Buford resident Zach Brantley received a choice from his wife last month: he either got the COVID-19 vaccine or he couldn’t play rugby this year.
Brantley, 28, plays for the Gwinnett Lions rugby team. He picked up the sport — which has year-round activities but whose competitive season is in the spring — in October 2019.
He wanted to play the sport again, so when the vaccine or no rugby choice had to be made, Brantley chose rugby — and the vaccine.
“I’ve been out of rugby since last year when COVID kicked and I’ve got a 1-year-old and 6-year-old at home so my wife said ‘You’ve got to put that on hold until you get this shot done,’ “ said Brantley, who received his second vaccine dose at a Gwinnett, Newton and Rockdale Health Departments mass vaccination site at Gwinnett Place Mall on Monday.
Brantley was one of the tens of thousands of people who have gotten at least one dose of a COVID-19 vaccine from the Gwinnett, Newton and Rockdale Health Departments. The three-county health district is approaching 100,000 doses distributed in Gwinnett County alone.
“I think (the distribution have) been going really, really well,” health department spokesman Chad Wasdin said. “To date, in Gwinnett — or I should say our Gwinnett locations, which largely includes most vaccines having been given at Gwinnett Place (Mall) — we’ve given over 92,000, almost 93,000 vaccines.
“For our district, in total, we’ve given over 120,000 at this point, so we really are encouraged by how the community is embracing the vaccine and seeking it out, so we think everything is going really well at this point.”
That doesn’t necessarily mean all of the people vaccinated by the Gwinnett, Newton and Rockdale Health Departments in Gwinnett County are Gwinnettians, however.

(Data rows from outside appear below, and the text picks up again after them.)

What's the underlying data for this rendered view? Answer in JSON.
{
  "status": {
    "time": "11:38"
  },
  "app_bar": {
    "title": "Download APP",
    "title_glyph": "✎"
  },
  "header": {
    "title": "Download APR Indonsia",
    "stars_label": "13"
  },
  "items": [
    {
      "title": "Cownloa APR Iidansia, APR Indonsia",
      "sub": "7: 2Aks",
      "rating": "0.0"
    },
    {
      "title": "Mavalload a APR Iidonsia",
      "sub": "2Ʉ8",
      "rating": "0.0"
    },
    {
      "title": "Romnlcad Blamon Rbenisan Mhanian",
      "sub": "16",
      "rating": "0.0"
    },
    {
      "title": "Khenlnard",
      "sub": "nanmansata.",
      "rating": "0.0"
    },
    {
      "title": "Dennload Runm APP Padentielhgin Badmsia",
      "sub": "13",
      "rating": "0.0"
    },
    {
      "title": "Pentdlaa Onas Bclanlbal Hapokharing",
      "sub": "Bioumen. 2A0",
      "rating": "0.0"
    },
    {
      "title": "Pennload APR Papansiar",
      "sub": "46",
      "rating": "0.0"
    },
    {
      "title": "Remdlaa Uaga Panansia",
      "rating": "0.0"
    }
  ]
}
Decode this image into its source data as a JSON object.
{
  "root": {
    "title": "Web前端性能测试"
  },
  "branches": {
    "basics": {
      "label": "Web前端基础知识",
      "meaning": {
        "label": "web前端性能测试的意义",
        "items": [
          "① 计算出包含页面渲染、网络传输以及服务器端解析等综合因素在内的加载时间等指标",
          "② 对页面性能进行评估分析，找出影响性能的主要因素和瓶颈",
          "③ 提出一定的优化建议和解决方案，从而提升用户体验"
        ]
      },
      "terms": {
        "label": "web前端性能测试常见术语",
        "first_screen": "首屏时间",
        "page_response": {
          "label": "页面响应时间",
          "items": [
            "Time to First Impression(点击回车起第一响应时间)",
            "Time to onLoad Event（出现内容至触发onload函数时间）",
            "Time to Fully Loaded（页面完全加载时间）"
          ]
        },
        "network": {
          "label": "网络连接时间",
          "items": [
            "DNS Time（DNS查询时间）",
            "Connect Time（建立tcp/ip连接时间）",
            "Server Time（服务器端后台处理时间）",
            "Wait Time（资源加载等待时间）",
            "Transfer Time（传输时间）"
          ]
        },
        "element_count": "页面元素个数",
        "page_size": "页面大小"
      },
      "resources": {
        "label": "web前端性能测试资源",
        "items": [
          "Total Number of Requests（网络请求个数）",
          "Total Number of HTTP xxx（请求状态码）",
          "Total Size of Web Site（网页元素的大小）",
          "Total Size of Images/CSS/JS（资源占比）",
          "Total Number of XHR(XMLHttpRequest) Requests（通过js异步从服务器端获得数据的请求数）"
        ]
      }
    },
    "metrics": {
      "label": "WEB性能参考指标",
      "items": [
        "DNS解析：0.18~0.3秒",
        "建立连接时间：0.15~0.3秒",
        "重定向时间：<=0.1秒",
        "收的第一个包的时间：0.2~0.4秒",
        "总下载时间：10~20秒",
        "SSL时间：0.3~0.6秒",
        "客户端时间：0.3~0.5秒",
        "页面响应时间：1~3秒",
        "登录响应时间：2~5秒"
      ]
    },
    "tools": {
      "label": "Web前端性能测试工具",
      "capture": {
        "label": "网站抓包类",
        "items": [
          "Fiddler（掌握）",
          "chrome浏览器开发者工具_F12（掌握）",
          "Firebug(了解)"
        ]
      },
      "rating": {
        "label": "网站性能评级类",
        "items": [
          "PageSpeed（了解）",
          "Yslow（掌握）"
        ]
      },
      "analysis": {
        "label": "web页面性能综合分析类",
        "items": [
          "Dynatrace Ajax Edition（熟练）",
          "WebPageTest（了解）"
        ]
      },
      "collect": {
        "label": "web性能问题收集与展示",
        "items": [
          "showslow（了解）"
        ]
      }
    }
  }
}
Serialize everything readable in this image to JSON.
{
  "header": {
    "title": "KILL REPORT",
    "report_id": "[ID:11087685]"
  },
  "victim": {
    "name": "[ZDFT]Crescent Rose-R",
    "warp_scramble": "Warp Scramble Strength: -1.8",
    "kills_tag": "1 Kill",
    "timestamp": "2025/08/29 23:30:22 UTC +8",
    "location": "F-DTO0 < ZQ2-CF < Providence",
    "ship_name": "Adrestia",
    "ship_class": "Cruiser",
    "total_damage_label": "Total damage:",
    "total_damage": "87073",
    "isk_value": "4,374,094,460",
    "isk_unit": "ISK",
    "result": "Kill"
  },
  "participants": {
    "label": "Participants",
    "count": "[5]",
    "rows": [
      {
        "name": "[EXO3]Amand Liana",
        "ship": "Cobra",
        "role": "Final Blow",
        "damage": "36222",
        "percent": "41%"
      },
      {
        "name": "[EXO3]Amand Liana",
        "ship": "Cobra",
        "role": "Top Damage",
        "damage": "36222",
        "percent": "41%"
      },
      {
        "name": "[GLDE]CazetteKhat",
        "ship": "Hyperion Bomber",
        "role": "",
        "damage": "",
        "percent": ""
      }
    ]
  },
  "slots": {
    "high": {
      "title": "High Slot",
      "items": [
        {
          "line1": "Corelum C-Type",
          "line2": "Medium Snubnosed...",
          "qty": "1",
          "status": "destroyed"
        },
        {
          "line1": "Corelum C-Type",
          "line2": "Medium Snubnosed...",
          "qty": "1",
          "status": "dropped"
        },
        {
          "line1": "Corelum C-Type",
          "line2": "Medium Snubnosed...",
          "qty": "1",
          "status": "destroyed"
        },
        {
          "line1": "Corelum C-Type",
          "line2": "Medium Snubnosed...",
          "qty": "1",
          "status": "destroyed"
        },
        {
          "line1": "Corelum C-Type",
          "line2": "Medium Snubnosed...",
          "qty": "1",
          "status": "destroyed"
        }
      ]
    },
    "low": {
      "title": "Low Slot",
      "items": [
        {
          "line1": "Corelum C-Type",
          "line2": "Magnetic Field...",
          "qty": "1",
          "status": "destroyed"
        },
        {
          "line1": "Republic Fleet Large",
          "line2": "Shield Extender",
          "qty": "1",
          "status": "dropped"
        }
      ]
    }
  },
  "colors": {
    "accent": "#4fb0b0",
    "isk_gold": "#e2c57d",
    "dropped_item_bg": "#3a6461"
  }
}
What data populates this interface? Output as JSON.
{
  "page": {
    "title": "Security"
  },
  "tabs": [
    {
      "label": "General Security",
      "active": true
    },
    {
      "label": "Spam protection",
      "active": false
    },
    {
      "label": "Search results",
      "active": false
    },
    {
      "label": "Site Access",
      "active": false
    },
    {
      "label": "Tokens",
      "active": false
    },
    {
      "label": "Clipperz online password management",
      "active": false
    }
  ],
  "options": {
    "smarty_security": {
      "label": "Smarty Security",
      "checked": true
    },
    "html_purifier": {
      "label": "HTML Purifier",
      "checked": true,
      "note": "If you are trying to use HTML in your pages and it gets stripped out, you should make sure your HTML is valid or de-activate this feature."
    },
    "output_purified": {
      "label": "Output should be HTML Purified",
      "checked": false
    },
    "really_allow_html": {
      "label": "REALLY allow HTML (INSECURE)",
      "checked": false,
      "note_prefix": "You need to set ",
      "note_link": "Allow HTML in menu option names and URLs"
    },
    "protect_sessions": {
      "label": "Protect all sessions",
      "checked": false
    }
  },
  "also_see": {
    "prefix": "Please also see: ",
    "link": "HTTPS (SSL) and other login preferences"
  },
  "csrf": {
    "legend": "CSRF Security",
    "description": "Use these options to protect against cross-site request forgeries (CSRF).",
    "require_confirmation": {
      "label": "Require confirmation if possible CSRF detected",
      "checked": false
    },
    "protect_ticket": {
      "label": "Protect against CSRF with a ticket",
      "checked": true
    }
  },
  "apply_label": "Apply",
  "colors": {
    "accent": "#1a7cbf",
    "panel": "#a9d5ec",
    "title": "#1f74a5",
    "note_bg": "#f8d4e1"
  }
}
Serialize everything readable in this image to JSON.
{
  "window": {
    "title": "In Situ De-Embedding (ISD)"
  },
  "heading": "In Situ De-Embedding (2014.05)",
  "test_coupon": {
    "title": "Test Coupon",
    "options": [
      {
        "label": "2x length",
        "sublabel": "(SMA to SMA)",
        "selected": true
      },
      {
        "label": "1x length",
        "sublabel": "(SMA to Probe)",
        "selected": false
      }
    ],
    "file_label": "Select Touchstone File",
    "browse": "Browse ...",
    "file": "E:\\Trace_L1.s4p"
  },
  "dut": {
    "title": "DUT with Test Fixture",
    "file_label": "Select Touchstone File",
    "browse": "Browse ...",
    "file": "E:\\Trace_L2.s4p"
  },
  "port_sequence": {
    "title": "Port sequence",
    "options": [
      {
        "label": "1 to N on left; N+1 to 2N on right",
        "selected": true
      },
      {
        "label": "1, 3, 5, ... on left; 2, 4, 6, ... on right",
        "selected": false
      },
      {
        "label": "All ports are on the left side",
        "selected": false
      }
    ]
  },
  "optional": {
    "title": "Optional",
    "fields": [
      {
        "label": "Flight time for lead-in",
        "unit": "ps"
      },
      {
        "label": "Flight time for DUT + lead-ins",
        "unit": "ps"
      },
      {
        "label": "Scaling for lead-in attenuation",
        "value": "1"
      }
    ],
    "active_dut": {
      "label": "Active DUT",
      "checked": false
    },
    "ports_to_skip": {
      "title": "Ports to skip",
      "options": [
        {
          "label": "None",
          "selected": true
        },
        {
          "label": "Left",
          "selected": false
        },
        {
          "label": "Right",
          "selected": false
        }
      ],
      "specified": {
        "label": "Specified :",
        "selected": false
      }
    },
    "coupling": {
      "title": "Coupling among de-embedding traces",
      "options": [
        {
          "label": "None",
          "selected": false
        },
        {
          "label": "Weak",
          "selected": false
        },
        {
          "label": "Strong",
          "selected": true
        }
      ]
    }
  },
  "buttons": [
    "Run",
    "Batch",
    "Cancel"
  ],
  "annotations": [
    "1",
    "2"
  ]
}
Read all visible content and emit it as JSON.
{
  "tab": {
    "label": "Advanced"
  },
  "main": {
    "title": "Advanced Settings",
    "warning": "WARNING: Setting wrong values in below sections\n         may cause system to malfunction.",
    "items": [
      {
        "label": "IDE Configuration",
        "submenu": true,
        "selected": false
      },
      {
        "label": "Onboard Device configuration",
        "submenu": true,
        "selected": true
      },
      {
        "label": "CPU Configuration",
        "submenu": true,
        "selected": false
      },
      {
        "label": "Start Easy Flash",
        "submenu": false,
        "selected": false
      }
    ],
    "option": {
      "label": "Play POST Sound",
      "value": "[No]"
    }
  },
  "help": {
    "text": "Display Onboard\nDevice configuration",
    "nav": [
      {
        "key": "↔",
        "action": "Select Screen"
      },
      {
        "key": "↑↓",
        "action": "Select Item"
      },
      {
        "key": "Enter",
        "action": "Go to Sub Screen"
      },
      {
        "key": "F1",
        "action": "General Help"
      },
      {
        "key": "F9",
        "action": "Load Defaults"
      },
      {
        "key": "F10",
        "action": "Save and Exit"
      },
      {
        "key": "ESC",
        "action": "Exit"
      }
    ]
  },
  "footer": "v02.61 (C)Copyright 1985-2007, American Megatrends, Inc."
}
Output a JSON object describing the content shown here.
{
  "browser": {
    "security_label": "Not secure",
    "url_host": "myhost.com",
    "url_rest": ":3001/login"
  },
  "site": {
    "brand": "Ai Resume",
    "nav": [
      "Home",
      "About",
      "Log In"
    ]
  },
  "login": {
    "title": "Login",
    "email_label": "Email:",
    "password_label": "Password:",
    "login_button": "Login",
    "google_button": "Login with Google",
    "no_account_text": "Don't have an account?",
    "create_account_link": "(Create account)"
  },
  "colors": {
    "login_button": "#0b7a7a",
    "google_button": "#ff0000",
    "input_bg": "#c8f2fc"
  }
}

Georgians are allowed to sign up to get the vaccine anywhere in the state, so some of the people vaccinated in Gwinnett likely live elsewhere in Georgia.
At the same time, the numbers reported by Wasdin only reflect the doses distributed by health department and do not include those administered in the county by other sources, such as grocery stores, pharmacies, hospitals, clinics or primary care doctors.
The mass vaccination site at the former Sears location at Gwinnett Place Mall was intended to eventually distribute as many as 3,000 vaccine doses a day once there was enough supply to do so. Wasdin said the health department is not far from that total now.
“We haven’t reached all the way up to 3,000, but we are scheduling, I believe, about 2,500 appointments every day,” the health department spokesman said.
Although the former Sears location at Gwinnett Place Mall is the main location where the county’s health department is administering vaccines, Wasdin said it is also partnering with community groups — mainly churches — to provide mobile vaccination efforts.
Any Georgian who is 16 and older is now eligible to get vaccinated, although Wasdin said the Pfizer vaccines is the only one meant to be administered to people under 18.
Statewide, the Georgia Department of Public Health is reporting that 4.19 million vaccine doses had been administered as of Monday afternoon. State health officials have suspended reporting county numbers on its vaccine dashboard, however, because of “ongoing system and data transfer issues that have caused delays in updating the COVID vaccine dashboard every day,” according to DPH’s website.
Gov. Brian Kemp offered optimism in a statement on vaccine distribution on Monday.
“We continue to make steady progress in our vaccine administration here in Georgia,” Kemp said. “The life-saving COVID-19 vaccine is our key back to normal, and with all Georgians ages 16 and over now eligible to receive the shot we are well on our way as we head into spring and summer.
“I continue to ask all Georgians to follow best practices, public health guidance, and most importantly, schedule their vaccine appointment with a local provider or at one of our state-operated sites using MyVaccineGeorgia.com.”
Duluth resident Wiley Graddy, 57, got his second dose of the Pfizer vaccine at the Gwinnett, Newton and Rockdale Health Departments mass vaccination site at Gwinnett Place Mall on Monday.
He said getting the vaccine was important because of he has younger and older family members who he wanted to protect, and he was glad to have both shots behind him.
“It feels good just to protect my family,” Graddy said. “I’ve got old ones and young ones, so it was not so much for myself, but to protect others.”
Graddy said he is looking forward to getting back to something resembling a pre-COVID life, even if face masks and social distancing may still be required, now that he has received both of his doses of the vaccine.
“We’re not out of the woods yet, but the sooner everybody gets it, hopefully we’ll get back to some normalcy,” he said.
And, not surprisingly, Brantley has one activity he is most looking forward to doing now that he has received both doses of the vaccine: rugby.
“Seven more days and I’m back at it so it feels good to be able to re-integrate again,” he said.